◆ Exercise aim
Your answer should consist of every line in the records that holds "JSON".

▬▬▬

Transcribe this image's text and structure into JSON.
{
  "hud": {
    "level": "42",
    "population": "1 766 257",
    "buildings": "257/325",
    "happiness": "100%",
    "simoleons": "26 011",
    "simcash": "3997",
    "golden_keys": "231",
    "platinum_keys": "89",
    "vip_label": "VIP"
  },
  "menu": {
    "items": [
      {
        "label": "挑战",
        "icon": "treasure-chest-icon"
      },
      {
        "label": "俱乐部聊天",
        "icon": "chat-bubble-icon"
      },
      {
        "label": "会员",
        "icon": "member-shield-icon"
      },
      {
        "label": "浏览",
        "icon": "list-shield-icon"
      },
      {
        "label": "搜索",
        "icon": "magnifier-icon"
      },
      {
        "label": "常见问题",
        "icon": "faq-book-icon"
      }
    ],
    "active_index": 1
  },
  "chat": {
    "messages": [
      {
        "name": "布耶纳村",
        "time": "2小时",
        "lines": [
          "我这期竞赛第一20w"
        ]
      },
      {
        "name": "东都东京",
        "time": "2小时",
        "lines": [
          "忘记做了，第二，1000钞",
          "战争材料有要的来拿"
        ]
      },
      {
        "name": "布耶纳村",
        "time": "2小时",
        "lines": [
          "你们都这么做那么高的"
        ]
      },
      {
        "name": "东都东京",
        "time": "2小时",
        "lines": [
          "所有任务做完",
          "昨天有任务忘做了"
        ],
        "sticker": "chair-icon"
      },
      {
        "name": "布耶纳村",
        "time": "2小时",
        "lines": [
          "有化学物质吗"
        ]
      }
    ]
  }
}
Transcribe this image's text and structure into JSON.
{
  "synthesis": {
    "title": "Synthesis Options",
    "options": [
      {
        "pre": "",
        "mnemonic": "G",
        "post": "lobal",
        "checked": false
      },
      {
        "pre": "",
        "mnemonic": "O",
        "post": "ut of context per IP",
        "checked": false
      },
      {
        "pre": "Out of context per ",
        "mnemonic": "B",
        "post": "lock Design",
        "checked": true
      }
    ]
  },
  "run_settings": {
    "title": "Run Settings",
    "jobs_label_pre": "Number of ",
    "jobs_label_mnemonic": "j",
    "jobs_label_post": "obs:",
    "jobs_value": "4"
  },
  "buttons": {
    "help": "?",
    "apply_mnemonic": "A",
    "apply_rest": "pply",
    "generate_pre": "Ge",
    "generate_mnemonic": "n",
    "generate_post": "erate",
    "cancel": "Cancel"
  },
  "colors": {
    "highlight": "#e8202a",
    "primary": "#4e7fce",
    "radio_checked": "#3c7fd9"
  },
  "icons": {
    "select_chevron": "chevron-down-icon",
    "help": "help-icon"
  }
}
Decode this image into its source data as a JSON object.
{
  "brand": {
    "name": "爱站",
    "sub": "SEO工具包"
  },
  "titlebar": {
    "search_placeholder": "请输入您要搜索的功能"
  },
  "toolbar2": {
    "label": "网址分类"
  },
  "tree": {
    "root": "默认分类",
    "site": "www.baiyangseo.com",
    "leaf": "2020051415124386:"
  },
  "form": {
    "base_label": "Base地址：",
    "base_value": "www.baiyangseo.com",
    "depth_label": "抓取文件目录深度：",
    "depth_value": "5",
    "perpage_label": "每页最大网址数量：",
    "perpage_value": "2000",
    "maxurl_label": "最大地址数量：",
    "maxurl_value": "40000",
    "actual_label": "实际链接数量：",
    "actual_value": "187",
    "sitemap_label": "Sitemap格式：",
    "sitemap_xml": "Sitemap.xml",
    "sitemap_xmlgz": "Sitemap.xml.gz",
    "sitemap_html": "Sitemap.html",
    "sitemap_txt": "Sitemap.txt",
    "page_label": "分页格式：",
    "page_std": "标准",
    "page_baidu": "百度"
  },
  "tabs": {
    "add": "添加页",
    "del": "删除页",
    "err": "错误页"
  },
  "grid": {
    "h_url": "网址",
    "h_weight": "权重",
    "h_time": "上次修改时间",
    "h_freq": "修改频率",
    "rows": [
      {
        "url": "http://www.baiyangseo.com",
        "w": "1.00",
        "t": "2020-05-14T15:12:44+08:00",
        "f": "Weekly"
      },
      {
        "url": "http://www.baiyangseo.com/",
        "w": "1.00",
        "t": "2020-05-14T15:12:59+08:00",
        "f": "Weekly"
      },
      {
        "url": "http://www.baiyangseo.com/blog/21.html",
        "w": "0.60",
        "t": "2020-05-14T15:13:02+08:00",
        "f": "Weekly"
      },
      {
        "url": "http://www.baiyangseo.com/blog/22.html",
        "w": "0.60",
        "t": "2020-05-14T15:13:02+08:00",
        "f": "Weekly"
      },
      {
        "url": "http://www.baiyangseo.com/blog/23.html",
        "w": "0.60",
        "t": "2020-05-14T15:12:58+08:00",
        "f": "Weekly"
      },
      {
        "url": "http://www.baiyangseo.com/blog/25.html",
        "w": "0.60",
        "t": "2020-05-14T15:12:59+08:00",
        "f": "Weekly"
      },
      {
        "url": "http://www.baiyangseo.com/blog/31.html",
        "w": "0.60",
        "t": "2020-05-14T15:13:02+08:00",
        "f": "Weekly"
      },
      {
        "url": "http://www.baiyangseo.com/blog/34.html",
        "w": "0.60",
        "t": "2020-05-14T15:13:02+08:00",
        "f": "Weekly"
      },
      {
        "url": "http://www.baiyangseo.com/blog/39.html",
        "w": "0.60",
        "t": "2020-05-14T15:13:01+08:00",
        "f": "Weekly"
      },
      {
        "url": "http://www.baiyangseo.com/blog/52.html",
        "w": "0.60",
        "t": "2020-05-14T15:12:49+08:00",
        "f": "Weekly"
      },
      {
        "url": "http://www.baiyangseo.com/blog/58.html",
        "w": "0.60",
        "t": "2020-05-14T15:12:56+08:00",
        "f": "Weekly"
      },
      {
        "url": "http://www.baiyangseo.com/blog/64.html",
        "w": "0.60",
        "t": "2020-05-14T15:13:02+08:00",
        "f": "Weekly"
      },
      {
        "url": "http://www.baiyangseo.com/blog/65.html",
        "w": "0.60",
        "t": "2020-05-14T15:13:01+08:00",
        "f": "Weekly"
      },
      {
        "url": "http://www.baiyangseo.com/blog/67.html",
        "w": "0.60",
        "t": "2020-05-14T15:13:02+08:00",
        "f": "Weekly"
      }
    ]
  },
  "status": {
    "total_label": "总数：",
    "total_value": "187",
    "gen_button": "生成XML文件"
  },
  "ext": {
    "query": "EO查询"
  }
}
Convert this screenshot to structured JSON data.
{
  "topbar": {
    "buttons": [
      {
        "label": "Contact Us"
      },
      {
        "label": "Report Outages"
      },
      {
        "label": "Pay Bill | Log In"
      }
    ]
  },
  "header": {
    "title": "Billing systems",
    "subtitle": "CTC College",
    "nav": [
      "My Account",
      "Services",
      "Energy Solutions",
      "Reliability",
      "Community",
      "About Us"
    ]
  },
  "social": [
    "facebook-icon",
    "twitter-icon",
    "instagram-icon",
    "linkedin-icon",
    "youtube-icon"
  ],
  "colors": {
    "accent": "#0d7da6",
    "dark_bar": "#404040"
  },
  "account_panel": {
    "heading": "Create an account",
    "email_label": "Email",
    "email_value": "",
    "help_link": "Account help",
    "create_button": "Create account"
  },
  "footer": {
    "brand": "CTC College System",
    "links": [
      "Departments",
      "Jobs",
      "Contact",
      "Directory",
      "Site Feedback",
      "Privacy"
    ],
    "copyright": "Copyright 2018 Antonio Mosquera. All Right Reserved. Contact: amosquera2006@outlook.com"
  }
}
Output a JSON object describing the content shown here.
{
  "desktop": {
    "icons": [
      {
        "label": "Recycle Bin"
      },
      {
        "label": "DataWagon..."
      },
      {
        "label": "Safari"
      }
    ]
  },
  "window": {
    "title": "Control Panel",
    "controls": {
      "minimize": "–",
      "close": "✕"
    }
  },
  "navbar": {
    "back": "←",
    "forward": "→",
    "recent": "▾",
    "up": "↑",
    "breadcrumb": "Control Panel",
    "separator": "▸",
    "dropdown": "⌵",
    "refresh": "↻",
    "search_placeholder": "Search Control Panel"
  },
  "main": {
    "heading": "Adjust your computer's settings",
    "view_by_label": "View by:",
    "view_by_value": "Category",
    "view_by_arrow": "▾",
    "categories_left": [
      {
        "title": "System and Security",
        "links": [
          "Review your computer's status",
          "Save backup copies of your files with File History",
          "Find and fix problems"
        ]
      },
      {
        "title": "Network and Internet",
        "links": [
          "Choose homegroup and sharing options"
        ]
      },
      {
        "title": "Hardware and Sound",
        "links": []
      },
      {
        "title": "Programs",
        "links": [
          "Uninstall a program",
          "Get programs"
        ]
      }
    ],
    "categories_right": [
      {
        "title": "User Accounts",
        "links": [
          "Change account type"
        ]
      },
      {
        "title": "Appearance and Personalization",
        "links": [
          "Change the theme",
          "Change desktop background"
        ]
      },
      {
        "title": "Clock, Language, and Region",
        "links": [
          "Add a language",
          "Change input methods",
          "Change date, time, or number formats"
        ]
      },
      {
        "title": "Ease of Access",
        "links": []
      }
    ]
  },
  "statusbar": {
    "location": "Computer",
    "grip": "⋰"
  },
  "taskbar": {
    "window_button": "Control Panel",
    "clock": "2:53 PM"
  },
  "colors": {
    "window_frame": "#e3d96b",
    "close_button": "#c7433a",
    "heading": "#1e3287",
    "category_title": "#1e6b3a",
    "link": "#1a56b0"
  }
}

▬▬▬

◆ Solution to this task
Transcribe this image's text and structure into JSON.
Transcribe this image's text and structure into JSON.
Decode this image into its source data as a JSON object.
Convert this screenshot to structured JSON data.
Output a JSON object describing the content shown here.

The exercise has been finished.